Book reviews on autism, men on marriage, self-sabotage and women, a tour of the brain, and finding happiness.
By PT Staff published January 1, 2006 - last reviewed on June 9, 2016
A Mind Apart: Journeys In a Neurodiverse World
By Susanne Antonetta (Tarcher)
Rarely do we foresee gifts when faced with challenges. Antonetta, an award-winning author and poet, examines the lives of "neuroatypicals"—a new, more hopeful term describing people diagnosed with cognitive and emotional disorders like autism. Rather than focus on cure, she calls for us to recognize and respect the unique mental processes of neuroatypicals—to both help them and value their contributions in science, writing and art. Antonetta herself has bipolar disorder, and she uses her own experience to champion the unusual abilities of those who are differently wired.
Voice Male: What Husbands Really Think About Their Marriages, Their Wives, Sex, Housework and Commitment
By Neil Chethik (Simon and Schuster)
Chethik—an author whose first book explored men's feelings about losing their fathers—turns to men again, chronicling the emotional twists and turns of marriage. He probes the big questions with thorough research and telling details derived from more than 350 surveys and interviews. The academic analysis and narrative work well together, unveiling fragile modern men—including one who gets so rattled on his wedding day that he introduces his own brother to his parents.
Eating, Drinking, Overthinking: The Toxic Triangle of Food, Alcohol and Depression—and How Women Can Break Free
By Susan Nolen-Hoeksema (Henry Holt)
Psychologist Nolen-Hoeksema is known for her research in rumination, the self-destructive tendency to chew over bad experiences. Here, she identifies a pattern of heavy drinking, binge eating and intense self-criticism that afflicts many women. This "toxic triangle" is pervasive, poisonous and frequently unrecognized. One culprit: The typically female tendency to analyze problems rather than generate solutions. An astute analysis with useful recommendations for change.
The Three-Pound Enigma: The Human Brain and the Quest To Unlock Its Mysteries
By Shannon Moffett (Algonquin)

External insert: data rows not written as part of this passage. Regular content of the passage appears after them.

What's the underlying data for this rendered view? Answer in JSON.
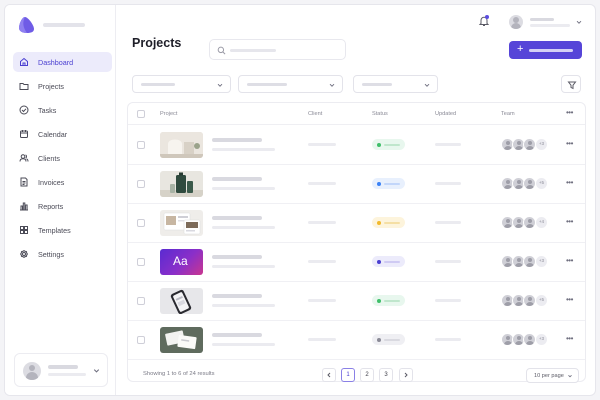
{
  "app": {
    "accent": "#5645d8",
    "logo_icon": "app-logo-icon"
  },
  "sidebar": {
    "items": [
      {
        "label": "Dashboard",
        "icon": "home-icon",
        "active": true
      },
      {
        "label": "Projects",
        "icon": "folder-icon"
      },
      {
        "label": "Tasks",
        "icon": "check-circle-icon"
      },
      {
        "label": "Calendar",
        "icon": "calendar-icon"
      },
      {
        "label": "Clients",
        "icon": "users-icon"
      },
      {
        "label": "Invoices",
        "icon": "invoice-icon"
      },
      {
        "label": "Reports",
        "icon": "bar-chart-icon"
      },
      {
        "label": "Templates",
        "icon": "grid-icon"
      },
      {
        "label": "Settings",
        "icon": "gear-icon"
      }
    ]
  },
  "header": {
    "title": "Projects",
    "new_button_icon": "plus-icon"
  },
  "table": {
    "columns": [
      "Project",
      "Client",
      "Status",
      "Updated",
      "Team"
    ],
    "rows": [
      {
        "thumb": "arch",
        "status": "green",
        "extra": "+3"
      },
      {
        "thumb": "bottle",
        "status": "blue",
        "extra": "+5"
      },
      {
        "thumb": "web",
        "status": "yellow",
        "extra": "+4"
      },
      {
        "thumb": "type",
        "thumb_text": "Aa",
        "status": "purple",
        "extra": "+3"
      },
      {
        "thumb": "phone",
        "status": "green",
        "extra": "+5"
      },
      {
        "thumb": "cards",
        "status": "gray",
        "extra": "+3"
      }
    ],
    "status_colors": {
      "green": {
        "dot": "#3fbf6a",
        "bg": "#e8f7ee",
        "bar": "#bfe6cc"
      },
      "blue": {
        "dot": "#3b82f6",
        "bg": "#e8f0fd",
        "bar": "#c2d6fa"
      },
      "yellow": {
        "dot": "#f2b92c",
        "bg": "#fdf4dc",
        "bar": "#f5dfa4"
      },
      "purple": {
        "dot": "#4a3fd1",
        "bg": "#ecebfb",
        "bar": "#cfcaf3"
      },
      "gray": {
        "dot": "#8a8a96",
        "bg": "#efeff3",
        "bar": "#d9d9e0"
      }
    }
  },
  "footer": {
    "showing": "Showing 1 to 6 of 24 results",
    "pages": [
      "1",
      "2",
      "3"
    ],
    "current_page": "1",
    "per_page": "10 per page"
  }
}
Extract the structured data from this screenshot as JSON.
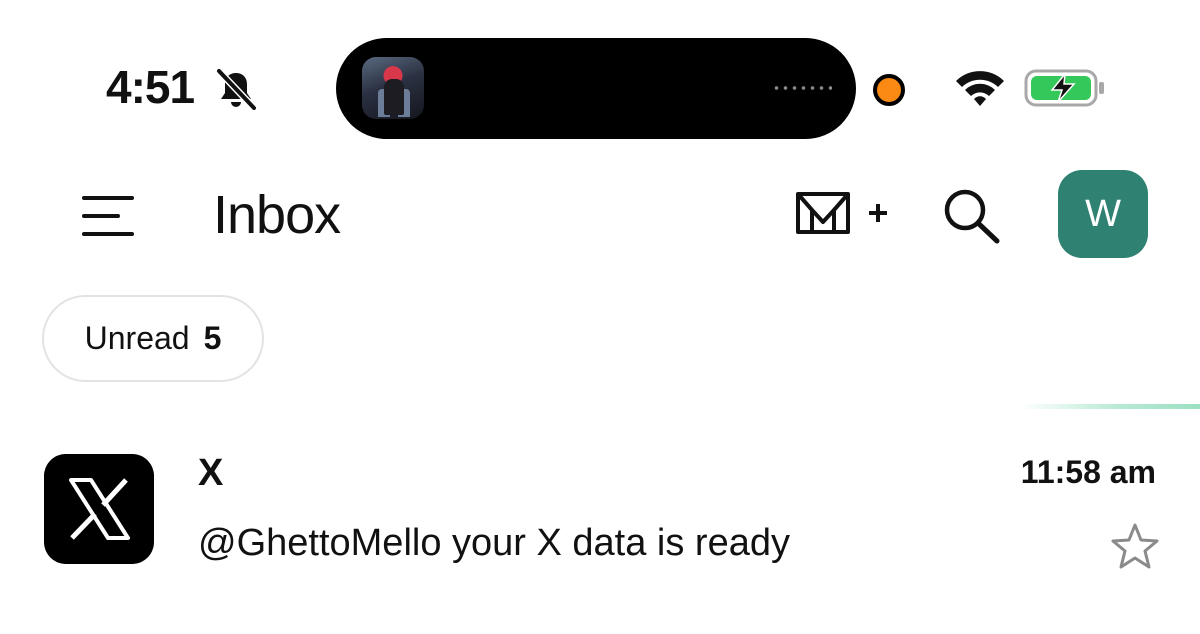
{
  "status_bar": {
    "time": "4:51",
    "icons": [
      "bell-muted-icon",
      "dynamic-island-media",
      "recording-dot",
      "wifi-icon",
      "battery-charging-icon"
    ],
    "colors": {
      "recording_dot": "#fa8a14",
      "battery_fill": "#34c759"
    }
  },
  "header": {
    "title": "Inbox",
    "icons": [
      "menu-icon",
      "compose-icon",
      "search-icon"
    ],
    "avatar_initial": "W",
    "avatar_color": "#2f8172"
  },
  "filters": {
    "chip_label": "Unread",
    "chip_count": "5"
  },
  "messages": [
    {
      "sender": "X",
      "subject": "@GhettoMello your X data is ready",
      "time": "11:58 am",
      "logo": "x-logo-icon",
      "starred": false
    }
  ]
}
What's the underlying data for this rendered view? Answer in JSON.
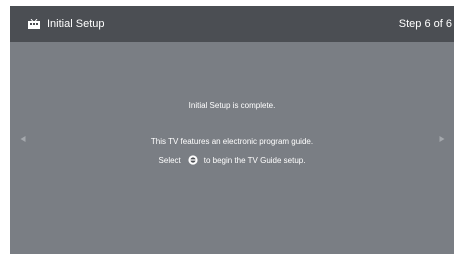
{
  "header": {
    "title": "Initial Setup",
    "step": "Step 6 of 6",
    "icon": "tv-setup-icon"
  },
  "body": {
    "complete_message": "Initial Setup is complete.",
    "guide_message": "This TV features an electronic program guide.",
    "select_prefix": "Select",
    "select_suffix": "to begin the TV Guide setup.",
    "select_icon": "ok-button-icon"
  },
  "navigation": {
    "left_icon": "arrow-left-icon",
    "right_icon": "arrow-right-icon"
  },
  "colors": {
    "header_bg": "#4b4e53",
    "screen_bg": "#7a7e84",
    "text": "#ffffff",
    "arrow": "#a4a8ad"
  }
}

A tour of the brain, guided by a Stanford medical student. Moffett's curiosity about the mysteries of the mind was first prompted by a peek inside a cadaver's head. The firm three-pound blob felt like a block of cheese. She began to wonder: Where do memories live? What happens when we think? To answer her questions, Moffett profiles the scientists who are tackling these questions: one researcher tracking individual neurons to understand human consciousness, another examining the relationship between dreaming and waking, and yet another studying the workings of memory.
The Happiness Hypothesis: Finding Modern Truth in Ancient Wisdom
By Jonathan Haidt (Basic Books)
Haidt's remedy for the modern glut of frivolous self-help literature is to review and revise the classics, examining the ideas of thinkers like Plato, Buddha and Jesus in light of modern research into human behavior. Along the way, Haidt, a social psychologist, provides practical advice for parenting, romance, work and coping with the political and cultural divisions currently preoccupying the country. The new science he outlines mostly confirms ancient wisdom, but Haidt finds several instances where the two disagree, suggesting that the surest path to happiness is to embrace and balance both old and new thinking.
The Secrets of Happily Married Men: Eight Ways To Win Your Wife's Heart Forever
By Scott Haltzman, M.D., with Theresa Foy DiGeronimo (Jossey-Bass)
Manly men rest assured: You can hope to become a better husband without having to get in touch with your feminine side. Psychiatrist Haltzman doesn't ask men to change so much as to harness their best masculine strengths. Lively and entertaining, this broad guidebook provides Haltzman's insights illuminated by anecdotes from his online discussion forum for married men. The upshot: Men would do well to approach their marriages with the same commitment and sense of purpose that they bring to a job.